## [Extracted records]

■ ■ ■ ■ ■

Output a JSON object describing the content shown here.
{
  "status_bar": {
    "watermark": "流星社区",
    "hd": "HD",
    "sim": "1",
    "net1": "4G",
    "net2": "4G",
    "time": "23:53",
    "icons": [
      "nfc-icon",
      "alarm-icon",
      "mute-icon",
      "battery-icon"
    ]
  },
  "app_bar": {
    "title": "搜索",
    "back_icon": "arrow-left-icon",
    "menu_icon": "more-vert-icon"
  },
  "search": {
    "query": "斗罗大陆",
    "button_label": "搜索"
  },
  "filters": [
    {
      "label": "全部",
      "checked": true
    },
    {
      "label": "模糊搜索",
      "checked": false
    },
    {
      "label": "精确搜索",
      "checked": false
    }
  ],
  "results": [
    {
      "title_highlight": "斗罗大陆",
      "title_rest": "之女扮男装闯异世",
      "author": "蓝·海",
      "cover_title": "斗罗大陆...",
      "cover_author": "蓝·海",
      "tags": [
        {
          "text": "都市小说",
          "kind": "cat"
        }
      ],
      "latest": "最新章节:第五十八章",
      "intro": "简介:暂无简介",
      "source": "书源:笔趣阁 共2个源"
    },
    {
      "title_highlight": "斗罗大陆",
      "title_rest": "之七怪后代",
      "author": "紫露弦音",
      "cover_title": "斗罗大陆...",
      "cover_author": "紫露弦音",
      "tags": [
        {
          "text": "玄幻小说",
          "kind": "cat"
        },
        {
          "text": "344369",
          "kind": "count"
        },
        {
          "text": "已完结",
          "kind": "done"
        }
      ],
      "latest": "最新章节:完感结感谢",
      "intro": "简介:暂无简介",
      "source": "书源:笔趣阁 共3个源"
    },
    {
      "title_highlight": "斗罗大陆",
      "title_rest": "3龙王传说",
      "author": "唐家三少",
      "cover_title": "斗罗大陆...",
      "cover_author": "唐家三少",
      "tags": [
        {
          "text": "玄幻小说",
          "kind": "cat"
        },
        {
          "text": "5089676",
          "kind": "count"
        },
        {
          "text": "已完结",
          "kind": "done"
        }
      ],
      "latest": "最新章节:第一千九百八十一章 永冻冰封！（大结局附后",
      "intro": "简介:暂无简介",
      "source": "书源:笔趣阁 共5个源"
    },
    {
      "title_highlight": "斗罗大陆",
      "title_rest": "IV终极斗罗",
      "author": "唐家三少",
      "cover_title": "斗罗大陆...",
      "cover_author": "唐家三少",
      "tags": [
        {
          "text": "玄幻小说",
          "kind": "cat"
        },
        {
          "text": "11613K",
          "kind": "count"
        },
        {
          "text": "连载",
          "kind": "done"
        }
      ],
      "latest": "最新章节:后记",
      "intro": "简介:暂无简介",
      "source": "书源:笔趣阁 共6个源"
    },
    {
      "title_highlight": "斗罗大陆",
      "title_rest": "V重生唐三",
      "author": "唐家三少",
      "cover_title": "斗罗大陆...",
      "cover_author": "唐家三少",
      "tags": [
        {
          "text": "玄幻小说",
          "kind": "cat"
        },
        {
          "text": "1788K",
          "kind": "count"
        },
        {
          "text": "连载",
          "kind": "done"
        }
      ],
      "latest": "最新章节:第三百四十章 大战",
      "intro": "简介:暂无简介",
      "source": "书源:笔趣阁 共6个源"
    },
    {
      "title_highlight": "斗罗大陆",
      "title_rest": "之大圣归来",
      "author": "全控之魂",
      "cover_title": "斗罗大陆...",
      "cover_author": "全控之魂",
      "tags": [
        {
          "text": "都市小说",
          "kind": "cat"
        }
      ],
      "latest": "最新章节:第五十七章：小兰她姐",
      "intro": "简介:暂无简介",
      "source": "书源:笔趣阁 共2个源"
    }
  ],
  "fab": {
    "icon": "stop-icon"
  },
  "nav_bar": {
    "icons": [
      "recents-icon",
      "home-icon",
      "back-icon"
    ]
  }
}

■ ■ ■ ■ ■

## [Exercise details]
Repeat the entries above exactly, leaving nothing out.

## [Answer section]
Output a JSON object describing the content shown here.
{
  "status_bar": {
    "watermark": "流星社区",
    "hd": "HD",
    "sim": "1",
    "net1": "4G",
    "net2": "4G",
    "time": "23:53",
    "icons": [
      "nfc-icon",
      "alarm-icon",
      "mute-icon",
      "battery-icon"
    ]
  },
  "app_bar": {
    "title": "搜索",
    "back_icon": "arrow-left-icon",
    "menu_icon": "more-vert-icon"
  },
  "search": {
    "query": "斗罗大陆",
    "button_label": "搜索"
  },
  "filters": [
    {
      "label": "全部",
      "checked": true
    },
    {
      "label": "模糊搜索",
      "checked": false
    },
    {
      "label": "精确搜索",
      "checked": false
    }
  ],
  "results": [
    {
      "title_highlight": "斗罗大陆",
      "title_rest": "之女扮男装闯异世",
      "author": "蓝·海",
      "cover_title": "斗罗大陆...",
      "cover_author": "蓝·海",
      "tags": [
        {
          "text": "都市小说",
          "kind": "cat"
        }
      ],
      "latest": "最新章节:第五十八章",
      "intro": "简介:暂无简介",
      "source": "书源:笔趣阁 共2个源"
    },
    {
      "title_highlight": "斗罗大陆",
      "title_rest": "之七怪后代",
      "author": "紫露弦音",
      "cover_title": "斗罗大陆...",
      "cover_author": "紫露弦音",
      "tags": [
        {
          "text": "玄幻小说",
          "kind": "cat"
        },
        {
          "text": "344369",
          "kind": "count"
        },
        {
          "text": "已完结",
          "kind": "done"
        }
      ],
      "latest": "最新章节:完感结感谢",
      "intro": "简介:暂无简介",
      "source": "书源:笔趣阁 共3个源"
    },
    {
      "title_highlight": "斗罗大陆",
      "title_rest": "3龙王传说",
      "author": "唐家三少",
      "cover_title": "斗罗大陆...",
      "cover_author": "唐家三少",
      "tags": [
        {
          "text": "玄幻小说",
          "kind": "cat"
        },
        {
          "text": "5089676",
          "kind": "count"
        },
        {
          "text": "已完结",
          "kind": "done"
        }
      ],
      "latest": "最新章节:第一千九百八十一章 永冻冰封！（大结局附后",
      "intro": "简介:暂无简介",
      "source": "书源:笔趣阁 共5个源"
    },
    {
      "title_highlight": "斗罗大陆",
      "title_rest": "IV终极斗罗",
      "author": "唐家三少",
      "cover_title": "斗罗大陆...",
      "cover_author": "唐家三少",
      "tags": [
        {
          "text": "玄幻小说",
          "kind": "cat"
        },
        {
          "text": "11613K",
          "kind": "count"
        },
        {
          "text": "连载",
          "kind": "done"
        }
      ],
      "latest": "最新章节:后记",
      "intro": "简介:暂无简介",
      "source": "书源:笔趣阁 共6个源"
    },
    {
      "title_highlight": "斗罗大陆",
      "title_rest": "V重生唐三",
      "author": "唐家三少",
      "cover_title": "斗罗大陆...",
      "cover_author": "唐家三少",
      "tags": [
        {
          "text": "玄幻小说",
          "kind": "cat"
        },
        {
          "text": "1788K",
          "kind": "count"
        },
        {
          "text": "连载",
          "kind": "done"
        }
      ],
      "latest": "最新章节:第三百四十章 大战",
      "intro": "简介:暂无简介",
      "source": "书源:笔趣阁 共6个源"
    },
    {
      "title_highlight": "斗罗大陆",
      "title_rest": "之大圣归来",
      "author": "全控之魂",
      "cover_title": "斗罗大陆...",
      "cover_author": "全控之魂",
      "tags": [
        {
          "text": "都市小说",
          "kind": "cat"
        }
      ],
      "latest": "最新章节:第五十七章：小兰她姐",
      "intro": "简介:暂无简介",
      "source": "书源:笔趣阁 共2个源"
    }
  ],
  "fab": {
    "icon": "stop-icon"
  },
  "nav_bar": {
    "icons": [
      "recents-icon",
      "home-icon",
      "back-icon"
    ]
  }
}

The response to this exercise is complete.